### TASK TO CARRY OUT
Every entry needs to be duplicated exactly.

┏━━

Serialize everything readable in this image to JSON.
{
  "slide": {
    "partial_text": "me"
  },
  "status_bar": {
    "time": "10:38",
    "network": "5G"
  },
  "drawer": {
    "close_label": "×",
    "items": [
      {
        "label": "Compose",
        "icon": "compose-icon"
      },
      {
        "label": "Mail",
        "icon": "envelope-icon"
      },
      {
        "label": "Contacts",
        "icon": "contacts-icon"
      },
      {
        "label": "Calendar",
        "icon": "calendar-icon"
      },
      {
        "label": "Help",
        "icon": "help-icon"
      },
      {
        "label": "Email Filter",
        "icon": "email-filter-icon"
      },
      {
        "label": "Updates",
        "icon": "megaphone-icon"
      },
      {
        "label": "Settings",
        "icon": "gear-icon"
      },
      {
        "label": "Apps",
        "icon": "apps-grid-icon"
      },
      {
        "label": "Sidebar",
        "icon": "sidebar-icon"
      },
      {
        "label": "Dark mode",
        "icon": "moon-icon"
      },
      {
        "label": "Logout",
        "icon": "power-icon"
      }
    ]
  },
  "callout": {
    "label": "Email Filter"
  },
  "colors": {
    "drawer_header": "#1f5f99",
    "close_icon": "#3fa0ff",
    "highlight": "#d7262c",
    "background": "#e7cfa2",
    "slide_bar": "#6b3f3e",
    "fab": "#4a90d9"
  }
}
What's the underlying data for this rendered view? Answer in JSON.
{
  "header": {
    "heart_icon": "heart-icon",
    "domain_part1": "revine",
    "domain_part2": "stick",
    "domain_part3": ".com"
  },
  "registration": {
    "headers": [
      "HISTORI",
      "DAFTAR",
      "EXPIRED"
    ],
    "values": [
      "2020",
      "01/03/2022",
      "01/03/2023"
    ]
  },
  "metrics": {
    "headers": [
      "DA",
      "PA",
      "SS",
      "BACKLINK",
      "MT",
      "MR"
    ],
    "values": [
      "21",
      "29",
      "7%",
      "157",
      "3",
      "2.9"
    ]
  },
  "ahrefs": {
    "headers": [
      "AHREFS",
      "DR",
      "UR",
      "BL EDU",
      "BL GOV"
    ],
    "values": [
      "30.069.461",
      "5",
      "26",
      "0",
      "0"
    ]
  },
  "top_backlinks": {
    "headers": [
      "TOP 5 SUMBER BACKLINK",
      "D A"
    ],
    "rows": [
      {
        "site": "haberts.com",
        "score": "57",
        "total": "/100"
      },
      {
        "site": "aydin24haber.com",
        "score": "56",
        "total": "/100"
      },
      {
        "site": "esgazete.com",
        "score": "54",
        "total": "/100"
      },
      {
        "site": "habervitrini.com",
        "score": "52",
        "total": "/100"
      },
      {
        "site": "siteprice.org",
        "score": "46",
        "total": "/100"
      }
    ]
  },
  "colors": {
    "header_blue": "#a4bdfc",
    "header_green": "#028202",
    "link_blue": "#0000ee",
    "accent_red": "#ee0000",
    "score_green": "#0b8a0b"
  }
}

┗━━

### TASK RESULT
Serialize everything readable in this image to JSON.
{
  "slide": {
    "partial_text": "me"
  },
  "status_bar": {
    "time": "10:38",
    "network": "5G"
  },
  "drawer": {
    "close_label": "×",
    "items": [
      {
        "label": "Compose",
        "icon": "compose-icon"
      },
      {
        "label": "Mail",
        "icon": "envelope-icon"
      },
      {
        "label": "Contacts",
        "icon": "contacts-icon"
      },
      {
        "label": "Calendar",
        "icon": "calendar-icon"
      },
      {
        "label": "Help",
        "icon": "help-icon"
      },
      {
        "label": "Email Filter",
        "icon": "email-filter-icon"
      },
      {
        "label": "Updates",
        "icon": "megaphone-icon"
      },
      {
        "label": "Settings",
        "icon": "gear-icon"
      },
      {
        "label": "Apps",
        "icon": "apps-grid-icon"
      },
      {
        "label": "Sidebar",
        "icon": "sidebar-icon"
      },
      {
        "label": "Dark mode",
        "icon": "moon-icon"
      },
      {
        "label": "Logout",
        "icon": "power-icon"
      }
    ]
  },
  "callout": {
    "label": "Email Filter"
  },
  "colors": {
    "drawer_header": "#1f5f99",
    "close_icon": "#3fa0ff",
    "highlight": "#d7262c",
    "background": "#e7cfa2",
    "slide_bar": "#6b3f3e",
    "fab": "#4a90d9"
  }
}
What's the underlying data for this rendered view? Answer in JSON.
{
  "header": {
    "heart_icon": "heart-icon",
    "domain_part1": "revine",
    "domain_part2": "stick",
    "domain_part3": ".com"
  },
  "registration": {
    "headers": [
      "HISTORI",
      "DAFTAR",
      "EXPIRED"
    ],
    "values": [
      "2020",
      "01/03/2022",
      "01/03/2023"
    ]
  },
  "metrics": {
    "headers": [
      "DA",
      "PA",
      "SS",
      "BACKLINK",
      "MT",
      "MR"
    ],
    "values": [
      "21",
      "29",
      "7%",
      "157",
      "3",
      "2.9"
    ]
  },
  "ahrefs": {
    "headers": [
      "AHREFS",
      "DR",
      "UR",
      "BL EDU",
      "BL GOV"
    ],
    "values": [
      "30.069.461",
      "5",
      "26",
      "0",
      "0"
    ]
  },
  "top_backlinks": {
    "headers": [
      "TOP 5 SUMBER BACKLINK",
      "D A"
    ],
    "rows": [
      {
        "site": "haberts.com",
        "score": "57",
        "total": "/100"
      },
      {
        "site": "aydin24haber.com",
        "score": "56",
        "total": "/100"
      },
      {
        "site": "esgazete.com",
        "score": "54",
        "total": "/100"
      },
      {
        "site": "habervitrini.com",
        "score": "52",
        "total": "/100"
      },
      {
        "site": "siteprice.org",
        "score": "46",
        "total": "/100"
      }
    ]
  },
  "colors": {
    "header_blue": "#a4bdfc",
    "header_green": "#028202",
    "link_blue": "#0000ee",
    "accent_red": "#ee0000",
    "score_green": "#0b8a0b"
  }
}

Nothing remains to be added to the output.